Encyclopedia.com gives you the ability to cite reference entries and articles according to common styles from the Modern Language Association (MLA), The Chicago Manual of Style, and the American Psychological Association (APA).

Within the “Cite this article” tool, pick a style to see how all available information looks when formatted according to that style. Then, copy and paste the text into your bibliography or works cited list.

Because each style has its own formatting nuances that evolve over time and not all information is available for every reference entry or article, Encyclopedia.com cannot guarantee each citation it generates. Therefore, it’s best to use Encyclopedia.com citations as a starting point before checking the style against your school or publication’s requirements and the most-recent information available at these sites:

Modern Language Association

http://www.mla.org/style

The Chicago Manual of Style

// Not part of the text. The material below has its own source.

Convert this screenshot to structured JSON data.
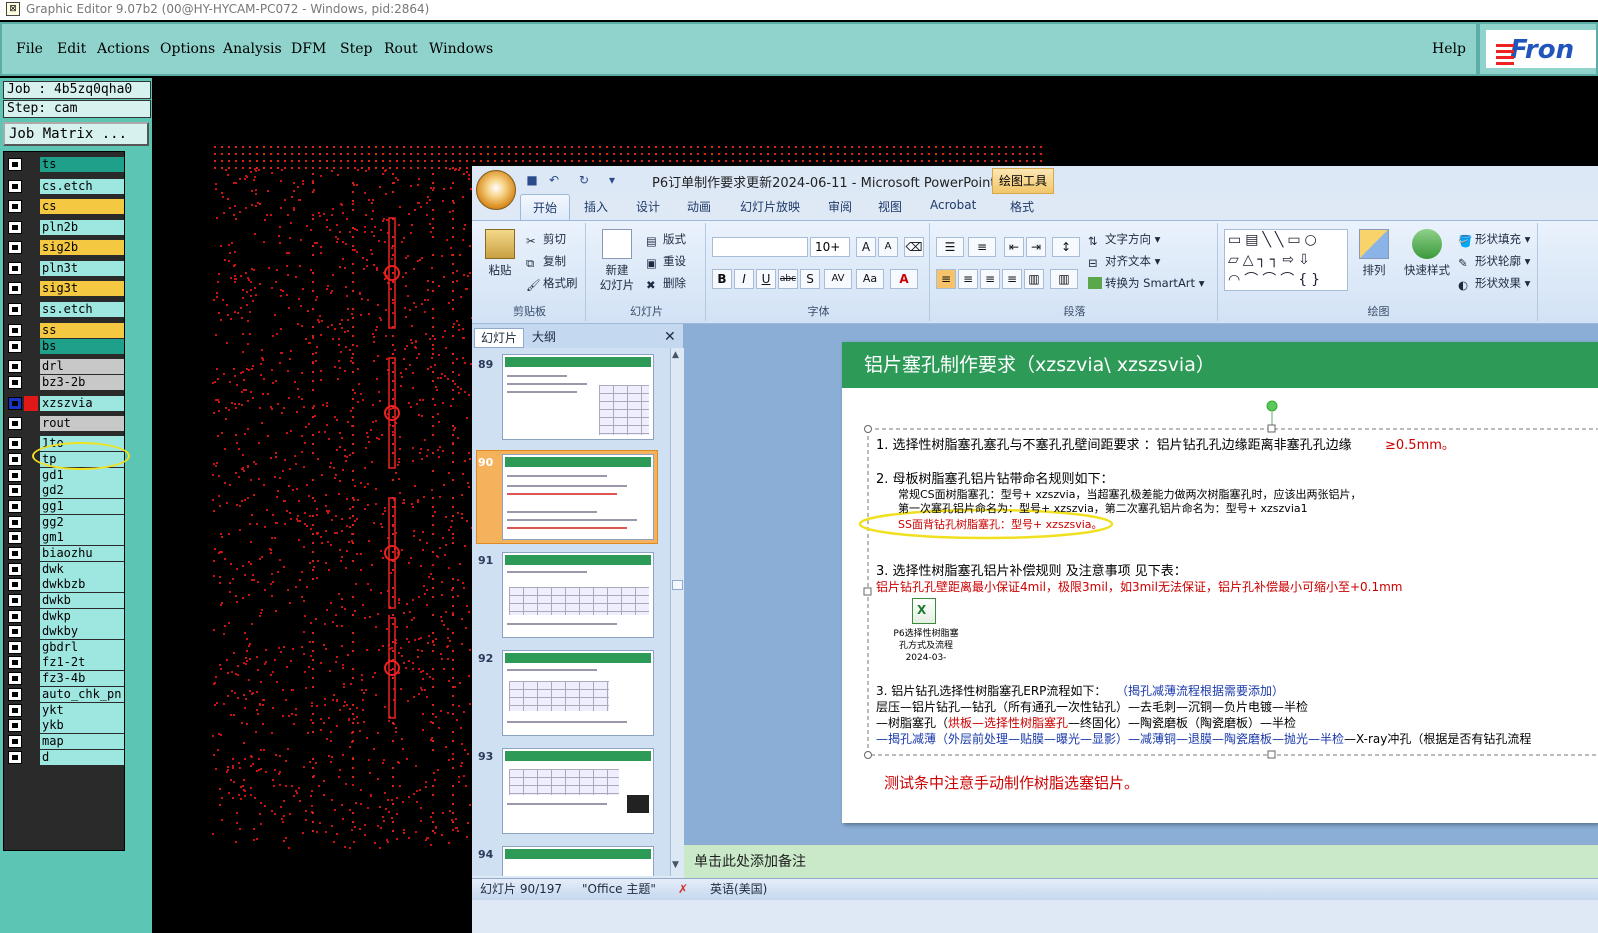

http://www.chicagomanualofstyle.org/tools_citationguide.html

American Psychological Association

http://apastyle.apa.org/

Notes:
  • Most online reference entries and articles do not have page numbers. Therefore, that information is unavailable for most Encyclopedia.com content. However, the date of retrieval is often important. Refer to each style’s convention regarding the best way to format page numbers and retrieval dates.
  • In addition to the MLA, Chicago, and APA styles, your school, university, publication, or institution may have its own requirements for citations. Therefore, be sure to refer to those guidelines when editing your bibliography or works cited list.